The disquiet about Hong Kong’s illiberal turn is manifest in the look, feel and tactical awareness of those protesting. Compared to the 2014 Umbrella Revolution, when pro-democracy activists demanding universal suffrage occupied roads around Hong Kong’s financial district for 79 days, today’s protesters are more streetwise about avoiding arrest and legal retribution.

They’re reluctant to give their names to journalists, cover their faces and are wary of leaving any digital trace at marches. They pay for travel to and from the demonstrations in cash – rather than prepaid cards – deactivate tracking apps such as Google Maps and communicate primarily through Telegram, an encrypted messaging service that has a self-destruct function.

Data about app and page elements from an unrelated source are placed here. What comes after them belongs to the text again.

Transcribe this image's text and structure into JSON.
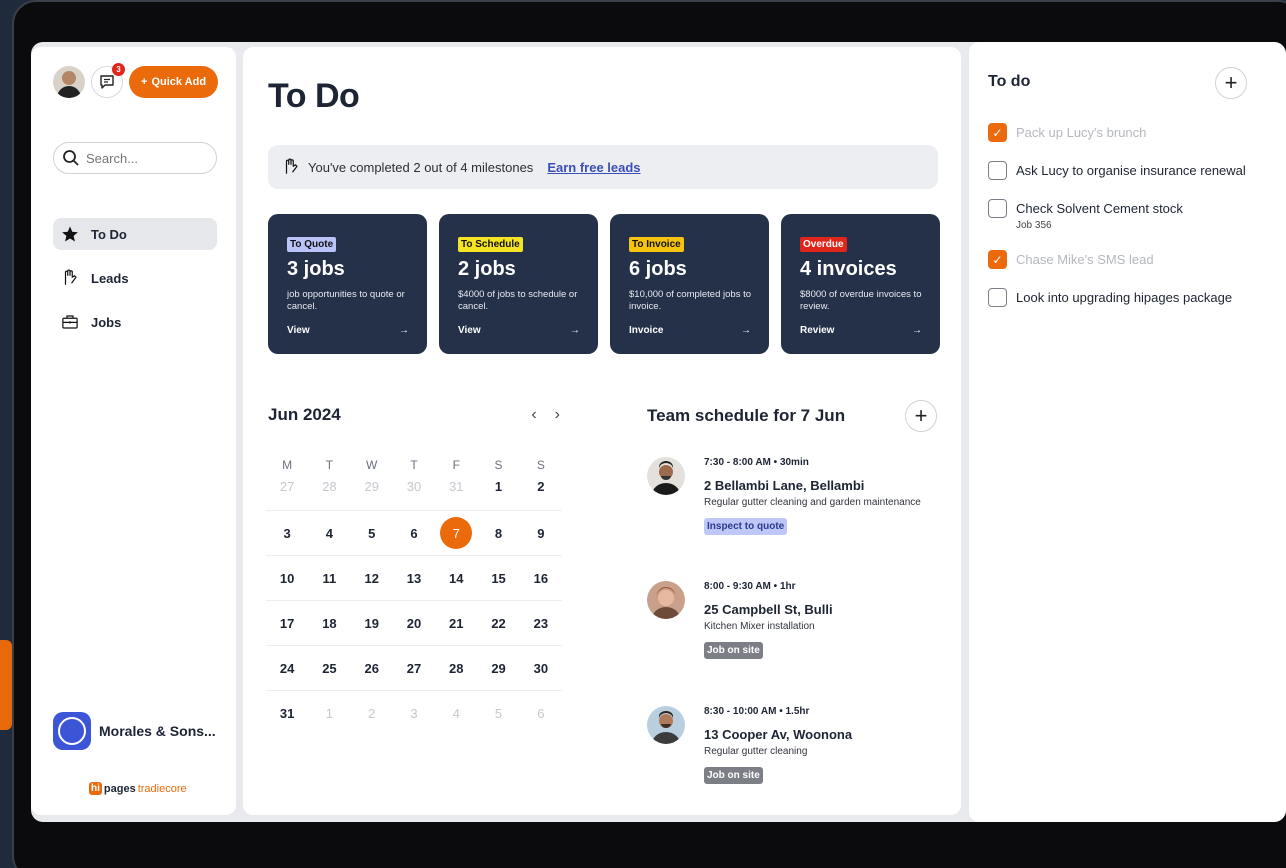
{
  "sidebar": {
    "notification_count": "3",
    "quick_add_label": "Quick Add",
    "search_placeholder": "Search...",
    "nav": [
      {
        "label": "To Do",
        "icon": "star-icon",
        "active": true
      },
      {
        "label": "Leads",
        "icon": "hand-icon",
        "active": false
      },
      {
        "label": "Jobs",
        "icon": "briefcase-icon",
        "active": false
      }
    ],
    "company_name": "Morales & Sons...",
    "brand_hi": "hi",
    "brand_pages": "pages",
    "brand_tradiecore": "tradiecore"
  },
  "main": {
    "title": "To Do",
    "milestone_text": "You've completed 2 out of 4 milestones",
    "milestone_link": "Earn free leads",
    "cards": [
      {
        "tag": "To Quote",
        "tag_color": "#b9c3f7",
        "title": "3 jobs",
        "desc": "job opportunities to quote or cancel.",
        "action": "View"
      },
      {
        "tag": "To Schedule",
        "tag_color": "#f4e424",
        "title": "2 jobs",
        "desc": "$4000 of jobs to schedule or cancel.",
        "action": "View"
      },
      {
        "tag": "To Invoice",
        "tag_color": "#f4c40f",
        "title": "6 jobs",
        "desc": "$10,000 of completed jobs to invoice.",
        "action": "Invoice"
      },
      {
        "tag": "Overdue",
        "tag_color": "#e0251b",
        "title": "4 invoices",
        "desc": "$8000 of overdue invoices to review.",
        "action": "Review"
      }
    ],
    "calendar": {
      "month_label": "Jun 2024",
      "weekdays": [
        "M",
        "T",
        "W",
        "T",
        "F",
        "S",
        "S"
      ],
      "weeks": [
        [
          "27",
          "28",
          "29",
          "30",
          "31",
          "1",
          "2"
        ],
        [
          "3",
          "4",
          "5",
          "6",
          "7",
          "8",
          "9"
        ],
        [
          "10",
          "11",
          "12",
          "13",
          "14",
          "15",
          "16"
        ],
        [
          "17",
          "18",
          "19",
          "20",
          "21",
          "22",
          "23"
        ],
        [
          "24",
          "25",
          "26",
          "27",
          "28",
          "29",
          "30"
        ],
        [
          "31",
          "1",
          "2",
          "3",
          "4",
          "5",
          "6"
        ]
      ],
      "selected_day": "7"
    },
    "schedule": {
      "title": "Team schedule for 7 Jun",
      "items": [
        {
          "time": "7:30 - 8:00 AM",
          "duration": "30min",
          "address": "2 Bellambi Lane, Bellambi",
          "desc": "Regular gutter cleaning and garden maintenance",
          "tag": "Inspect to quote",
          "tag_color": "#bfc6f8",
          "tag_text_color": "#2b3a8f"
        },
        {
          "time": "8:00 - 9:30 AM",
          "duration": "1hr",
          "address": "25 Campbell St, Bulli",
          "desc": "Kitchen Mixer installation",
          "tag": "Job on site",
          "tag_color": "#7c7f86",
          "tag_text_color": "#ffffff"
        },
        {
          "time": "8:30 - 10:00 AM",
          "duration": "1.5hr",
          "address": "13 Cooper Av, Woonona",
          "desc": "Regular gutter cleaning",
          "tag": "Job on site",
          "tag_color": "#7c7f86",
          "tag_text_color": "#ffffff"
        }
      ]
    }
  },
  "todo_panel": {
    "title": "To do",
    "items": [
      {
        "text": "Pack up Lucy's brunch",
        "checked": true,
        "sub": ""
      },
      {
        "text": "Ask Lucy to organise insurance renewal",
        "checked": false,
        "sub": ""
      },
      {
        "text": "Check Solvent Cement stock",
        "checked": false,
        "sub": "Job 356"
      },
      {
        "text": "Chase Mike's SMS lead",
        "checked": true,
        "sub": ""
      },
      {
        "text": "Look into upgrading hipages package",
        "checked": false,
        "sub": ""
      }
    ]
  },
  "colors": {
    "accent": "#ea6a0c",
    "card_bg": "#243149",
    "link": "#3b4fb8"
  }
}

The protesters’ hopes are fragile, but they may prove more successful in their short-term aims than the Umbrella movement simply because their arguments have the support of the city’s huge wealth management sector behind them. Business tycoons will be reluctant to live and work in a city where their assets might be seized or frozen before charges are even laid.

Over in Taiwan, thousands marched in solidarity with Hong Kong, calling on the island’s presidential candidates to offer sanctuary for political refugees from Hong Kong and to promise that they would never agree to a “one country, two systems” arrangement with Beijing. Some Taiwanese even travelled to Hong Kong to join the protesters. Chia Yu, a 22-year-old student from Taipei, came to the city to demonstrate, fearing that if Hong Kong makes further concessions to China, then Taiwan might be next. “I really don’t want Taiwan to be united with China because I don’t want to live in a place I can’t speak freely,” she said.

Events in Hong Kong over the past two weeks have been a stirring rebuke to the idea of an all-powerful China, a superpower that is able to get countries and territories to bend to its political will. With an on-going trade war with the US, increased international exposure of human rights abuses against Uighur Muslims in Xinjiang, and mass demonstrations on his southern doorstep, President Xi Jinping arrives at the G20 in Osaka later this month looking unusually vulnerable on the international stage.

Yet for all of their steely defiance in the face of China’s encroachment over the territory, Hong Kongers face a dark future as 2047 approaches and its semi-autonomous status ends. Laws such as the extradition bill will return, presented in new guises, as will other legislation designed to turn Hong Kong into just another Marxist-Leninist mega-city on the Pearl River Delta.

Indeed, thinking about what China is doing to the city, its freedoms and identity, it’s hard not to recall O’Brien’s line to Winston Smith at the end of Orwell’s Nineteen Eighty-Four: “We shall squeeze you empty and then we shall fill you with ourselves.”

This article appears in the 19 June 2019 issue of the New Statesman, Bad news